Guest Column | May 19, 2014

Bye-Bye, Broadband Barriers: Carrier-Class Network Service Is Available In Smaller Markets

By Jon Mims, Director of Managed Services, Cbeyond

Managed Service Providers (MSPs) that serve multi-location businesses know that their customers thrive when their satellite offices generate a large share of the company’s revenue and the home office drives efficiency and cost control through well managed, centralized operations — including IT.

As most MSPs can attest, the typical multi-location technology environment is a hub and spoke configuration, in which the central office houses the core IT platform, including line of business applications, IT management, and business continuity applications; while the outlying satellite offices have function-specific technologies and local office productivity tools. As such, the remote offices rely heavily on access to central office systems to conduct work and generate revenue, and the home office relies on consistent and accurate data flow from the remote offices to monitor business performance. 

This interdependency presents an excellent opportunity for the MSP to provide a broad portfolio of core and value-added services. It also carries a level of risk because the MSP typically does not own the telecommunications network that supports the customer locations. Network speed, availability, and capacity become a core focus for the provider, because the hub is weakened if it loses a spoke. 

To ensure that the networks they are prescribing for their multi-location customers provide the highest level of security, stability, and availability, many MSPs utilize a high-speed network technology called Multiprotocol Label Switching (MPLS), which speeds up network traffic flow and makes it easier to manage the network for quality of service (QoS) performance for its users.

Considerations For Migrating Your Client To An MPLS Network

Now is a perfect time for MSPs to consider migrating multi-location customers to a managed MPLS network.  An important first step is to make a thorough assessment of your network service providers and grade them according to the following performance criteria:

  • Size, capacity, and footprint of their owned network; and the same for any network partners that they may be working with to serve your customer
  • Overall network performance history in terms of availability and speed
  • QoS performance and service level agreements (performance guarantees) offered
  • Quality and level of expertise of its support teams 
  • Experience and responsiveness of your account manager

Once the decision is made to consolidate providers, the MSP should following these steps to ensure a successful migration:

  • Develop a network diagram that maps how offices are connected. The diagram should indicate what type of traffic flows over the network: data, voice, and media/voice, and what the QoS requirements are in order of prioritization to the success of the business.
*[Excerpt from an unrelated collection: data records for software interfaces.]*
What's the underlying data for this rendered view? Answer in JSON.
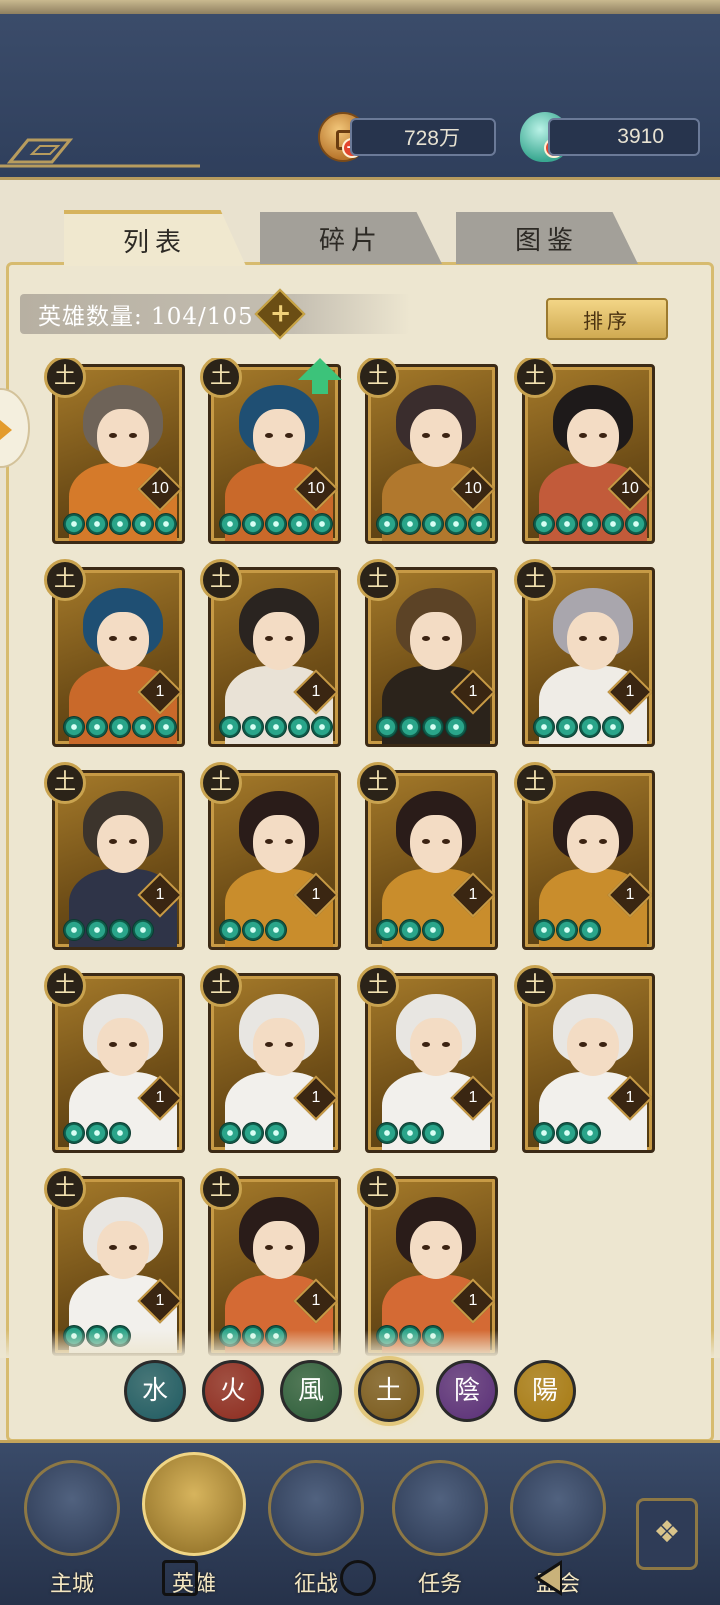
{
  "currency": {
    "coins": "728万",
    "jade": "3910"
  },
  "tabs": [
    "列表",
    "碎片",
    "图鉴"
  ],
  "hero_count": "英雄数量: 104/105",
  "sort_label": "排序",
  "element_symbol": "土",
  "heroes": [
    {
      "level": "10",
      "stars": 5,
      "hair": "#6e6358",
      "body": "#d57a2a",
      "upgrade": false
    },
    {
      "level": "10",
      "stars": 5,
      "hair": "#1f4f73",
      "body": "#c9692a",
      "upgrade": true
    },
    {
      "level": "10",
      "stars": 5,
      "hair": "#3a2d2d",
      "body": "#b1782d",
      "upgrade": false
    },
    {
      "level": "10",
      "stars": 5,
      "hair": "#1e1a1a",
      "body": "#c25b3a",
      "upgrade": false
    },
    {
      "level": "1",
      "stars": 5,
      "hair": "#1f4f73",
      "body": "#c9692a",
      "upgrade": false
    },
    {
      "level": "1",
      "stars": 5,
      "hair": "#2a2420",
      "body": "#e9e2d6",
      "upgrade": false
    },
    {
      "level": "1",
      "stars": 4,
      "hair": "#5c4326",
      "body": "#2b231b",
      "upgrade": false
    },
    {
      "level": "1",
      "stars": 4,
      "hair": "#a9a6ad",
      "body": "#efece6",
      "upgrade": false
    },
    {
      "level": "1",
      "stars": 4,
      "hair": "#3c342c",
      "body": "#2f3448",
      "upgrade": false
    },
    {
      "level": "1",
      "stars": 3,
      "hair": "#2a1c19",
      "body": "#c98d2c",
      "upgrade": false
    },
    {
      "level": "1",
      "stars": 3,
      "hair": "#2a1c19",
      "body": "#c98d2c",
      "upgrade": false
    },
    {
      "level": "1",
      "stars": 3,
      "hair": "#2a1c19",
      "body": "#c98d2c",
      "upgrade": false
    },
    {
      "level": "1",
      "stars": 3,
      "hair": "#e8e6e2",
      "body": "#f2f0ec",
      "upgrade": false
    },
    {
      "level": "1",
      "stars": 3,
      "hair": "#e8e6e2",
      "body": "#f2f0ec",
      "upgrade": false
    },
    {
      "level": "1",
      "stars": 3,
      "hair": "#e8e6e2",
      "body": "#f2f0ec",
      "upgrade": false
    },
    {
      "level": "1",
      "stars": 3,
      "hair": "#e8e6e2",
      "body": "#f2f0ec",
      "upgrade": false
    },
    {
      "level": "1",
      "stars": 3,
      "hair": "#e8e6e2",
      "body": "#f2f0ec",
      "upgrade": false
    },
    {
      "level": "1",
      "stars": 3,
      "hair": "#2a1c19",
      "body": "#d46a34",
      "upgrade": false
    },
    {
      "level": "1",
      "stars": 3,
      "hair": "#2a1c19",
      "body": "#d46a34",
      "upgrade": false
    }
  ],
  "filters": [
    {
      "symbol": "水",
      "color": "#1f5b62",
      "selected": false
    },
    {
      "symbol": "火",
      "color": "#8d2b1f",
      "selected": false
    },
    {
      "symbol": "風",
      "color": "#2d5e3a",
      "selected": false
    },
    {
      "symbol": "土",
      "color": "#7a5a1c",
      "selected": true
    },
    {
      "symbol": "陰",
      "color": "#5a2f78",
      "selected": false
    },
    {
      "symbol": "陽",
      "color": "#a77a12",
      "selected": false
    }
  ],
  "nav": [
    {
      "label": "主城"
    },
    {
      "label": "英雄",
      "active": true
    },
    {
      "label": "征战"
    },
    {
      "label": "任务"
    },
    {
      "label": "盟会"
    }
  ],
  "nav_extra_icon": "flower-pattern-icon"
}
It should also show the logical traffic flow between locations and users. The diagram should also show where voice traffic and Internet access can be centralized to reduce expense and capital expenditure needs for maintaining additional PBXs (private branch exchanges), and firewalls. 

Network Diagram

  • Prioritize traffic and network availability so that the most critical business applications get the highest QoS. Porting business applications to any new network should be based on their business impact. 
  • Create an employee migration plan to include a scheme of the technology and applications being used by each employee in the office, to determine which location systems require the most capacity. Mission-critical processes and applications will have priority and be deployed first.
  • Schedule the switchover to the new network during off hours or when availability is not critical.
  • Take a phased approach to turn up locations or employee groups on the new network based on business priority. 

Barriers To Accessing MPLS Have Come Down

One significant challenge for MSPs seeking to utilize MPLS networks is that access to them has not been ubiquitous — to the detriment of customers with locations across smaller regional markets. Large network operators don’t serve many of these markets and few local providers have the footprint or capacity to wholly support a multi-location business across several markets in one or multiple regions nationwide.

Historically, the scarcity of network providers that can serve smaller markets has obliged many MSPs to rely on a patchwork approach to connectivity, using two or more network providers. In some cases a mix of network access technologies, including MPLS and virtual private networks (VPN) running over the public Internet, support connectivity to the home office.

This fragmented approach also occurs when a company adds locations through acquisition and significant disparities in network service exist between the principal and acquired companies.

Supporting a multi-location customer over a multi-provider network may be a non-issue when everything is running smoothly. But, if something goes wrong, the challenges for the MSP can be formidable.  

Foremost is the fact that if any part of the network goes down or suffers a critical performance drop, the MSP will have to deal with numerous vendors to determine the root cause of the issue and get it resolved. This can lead to extended downtime, which in turn can disrupt customer business processes and workflows, reduce productivity and delay sales — all of which erode the customer’s bottom line and put the provider relationship at risk. 

Fortunately, MPLS networks managed by a single network operator are becoming more available to MSPs that serve businesses with locations in multiple smaller markets. Thanks to strategic MPLS network partnerships, providers that have served these markets over the years are now able to offer enterprise-grade bandwidth, secure connectivity with high availability, and QoS at every location. These providers also offer a single point of contact to support all locations, with professional network engineers to work through technical issues and resolve problems quickly. 

Today, managed network providers have MPLS services (and the network expertise to implement and support them) that MSPs can leverage to serve businesses with locations in practically any market. MSPs can now embrace MPLS with confidence and take network performance issues off their plates, freeing up more time to focus on driving value and business growth through technology.